Georges Remi, best known under the pen name Hergé, was employed as an illustrator at Le Vingtième Siècle ("The Twentieth Century"), a staunchly Roman Catholic, conservative Belgian newspaper based in Hergé's native Brussels. Run by the Abbé Norbert Wallez, the paper described itself as a "Catholic Newspaper for Doctrine and Information" and disseminated a far-right, fascist viewpoint. Wallez appointed Hergé editor of a new Thursday youth supplement, titled Le Petit Vingtième ("The Little Twentieth"). Propagating Wallez's socio-political views to its young readership, it contained explicitly pro-fascist and anti-Semitic sentiment. In addition to editing the supplement, Hergé illustrated L'extraordinaire aventure de Flup, Nénesse, Poussette et Cochonnet ("The Extraordinary Adventures of Flup, Nénesse, Poussette and Cochonnet"), a comic strip authored by a member of the newspaper's sport staff.
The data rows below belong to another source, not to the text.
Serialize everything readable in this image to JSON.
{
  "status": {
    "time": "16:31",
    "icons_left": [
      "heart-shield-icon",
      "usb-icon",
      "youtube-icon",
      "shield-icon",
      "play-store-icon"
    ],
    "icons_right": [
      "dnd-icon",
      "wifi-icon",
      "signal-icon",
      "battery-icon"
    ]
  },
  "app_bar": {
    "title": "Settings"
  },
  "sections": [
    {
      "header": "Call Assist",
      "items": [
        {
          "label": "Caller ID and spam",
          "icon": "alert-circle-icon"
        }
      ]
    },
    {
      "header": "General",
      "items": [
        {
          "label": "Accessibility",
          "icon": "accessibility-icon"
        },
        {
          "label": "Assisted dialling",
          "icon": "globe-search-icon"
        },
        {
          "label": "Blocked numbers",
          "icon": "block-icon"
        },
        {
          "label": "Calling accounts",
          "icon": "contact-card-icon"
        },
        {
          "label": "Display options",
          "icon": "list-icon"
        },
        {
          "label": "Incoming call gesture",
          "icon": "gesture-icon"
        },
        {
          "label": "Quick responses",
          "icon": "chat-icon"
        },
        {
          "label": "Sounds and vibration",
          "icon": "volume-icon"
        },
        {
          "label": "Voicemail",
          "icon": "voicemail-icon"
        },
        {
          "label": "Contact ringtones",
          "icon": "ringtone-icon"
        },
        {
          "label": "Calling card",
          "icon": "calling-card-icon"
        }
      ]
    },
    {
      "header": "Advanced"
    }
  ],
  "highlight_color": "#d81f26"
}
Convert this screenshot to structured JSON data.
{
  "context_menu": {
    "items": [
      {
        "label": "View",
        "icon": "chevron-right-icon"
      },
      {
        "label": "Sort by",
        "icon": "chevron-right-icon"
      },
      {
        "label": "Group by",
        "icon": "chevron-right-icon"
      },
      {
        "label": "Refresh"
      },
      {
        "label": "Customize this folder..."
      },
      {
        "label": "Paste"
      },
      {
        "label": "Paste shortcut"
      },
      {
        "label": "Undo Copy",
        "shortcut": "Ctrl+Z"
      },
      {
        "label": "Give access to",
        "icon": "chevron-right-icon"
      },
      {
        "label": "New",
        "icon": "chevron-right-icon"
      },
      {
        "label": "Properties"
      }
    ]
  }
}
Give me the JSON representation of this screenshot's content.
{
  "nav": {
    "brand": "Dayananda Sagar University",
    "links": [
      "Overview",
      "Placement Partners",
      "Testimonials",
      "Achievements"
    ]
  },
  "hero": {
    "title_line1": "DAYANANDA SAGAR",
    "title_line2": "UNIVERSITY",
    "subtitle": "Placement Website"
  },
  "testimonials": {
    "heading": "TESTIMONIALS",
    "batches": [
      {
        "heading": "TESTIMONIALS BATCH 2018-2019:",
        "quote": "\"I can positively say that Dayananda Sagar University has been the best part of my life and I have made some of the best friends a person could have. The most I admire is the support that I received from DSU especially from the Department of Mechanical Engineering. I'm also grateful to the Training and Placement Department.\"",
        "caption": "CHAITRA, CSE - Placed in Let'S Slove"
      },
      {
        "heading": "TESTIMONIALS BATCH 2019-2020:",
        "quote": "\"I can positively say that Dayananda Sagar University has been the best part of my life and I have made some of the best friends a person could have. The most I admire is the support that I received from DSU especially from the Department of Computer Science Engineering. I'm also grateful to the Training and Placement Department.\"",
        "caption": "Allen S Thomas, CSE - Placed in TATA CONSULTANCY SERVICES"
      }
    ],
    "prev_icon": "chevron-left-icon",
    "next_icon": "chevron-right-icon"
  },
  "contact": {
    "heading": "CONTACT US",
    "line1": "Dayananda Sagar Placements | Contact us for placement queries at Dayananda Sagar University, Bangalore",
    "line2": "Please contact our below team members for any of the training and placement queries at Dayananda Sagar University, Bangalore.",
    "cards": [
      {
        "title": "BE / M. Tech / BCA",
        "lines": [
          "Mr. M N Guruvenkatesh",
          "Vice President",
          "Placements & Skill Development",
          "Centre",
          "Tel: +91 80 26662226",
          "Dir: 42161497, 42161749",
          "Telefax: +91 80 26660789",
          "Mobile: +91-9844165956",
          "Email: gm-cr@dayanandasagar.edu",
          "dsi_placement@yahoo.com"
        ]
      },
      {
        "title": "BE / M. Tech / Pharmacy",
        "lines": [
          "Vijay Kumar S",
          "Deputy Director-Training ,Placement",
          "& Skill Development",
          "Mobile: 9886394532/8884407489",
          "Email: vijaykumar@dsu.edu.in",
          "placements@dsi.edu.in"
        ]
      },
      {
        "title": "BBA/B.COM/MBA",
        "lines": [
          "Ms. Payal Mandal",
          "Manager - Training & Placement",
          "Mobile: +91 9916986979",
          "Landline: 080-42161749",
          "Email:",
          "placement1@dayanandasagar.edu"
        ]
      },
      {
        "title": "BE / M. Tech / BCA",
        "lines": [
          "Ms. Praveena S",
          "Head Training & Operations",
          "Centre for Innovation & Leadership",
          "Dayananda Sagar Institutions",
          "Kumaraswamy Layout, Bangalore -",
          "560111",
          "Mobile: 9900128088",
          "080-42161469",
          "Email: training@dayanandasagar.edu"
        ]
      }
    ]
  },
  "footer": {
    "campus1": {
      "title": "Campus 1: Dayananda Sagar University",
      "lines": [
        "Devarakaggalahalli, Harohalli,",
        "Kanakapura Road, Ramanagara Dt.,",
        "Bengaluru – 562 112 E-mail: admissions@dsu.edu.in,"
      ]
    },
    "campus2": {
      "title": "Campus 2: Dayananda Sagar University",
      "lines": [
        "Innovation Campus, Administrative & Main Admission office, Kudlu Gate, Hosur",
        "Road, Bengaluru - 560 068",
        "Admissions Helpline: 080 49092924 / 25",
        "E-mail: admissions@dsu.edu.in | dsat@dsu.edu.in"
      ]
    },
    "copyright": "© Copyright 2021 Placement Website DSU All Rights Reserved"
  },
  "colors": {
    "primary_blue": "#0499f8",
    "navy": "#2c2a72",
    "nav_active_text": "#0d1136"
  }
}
Dissatisfied with this, Hergé wanted to write and draw his own cartoon strip.
(Taken from Wikipedia)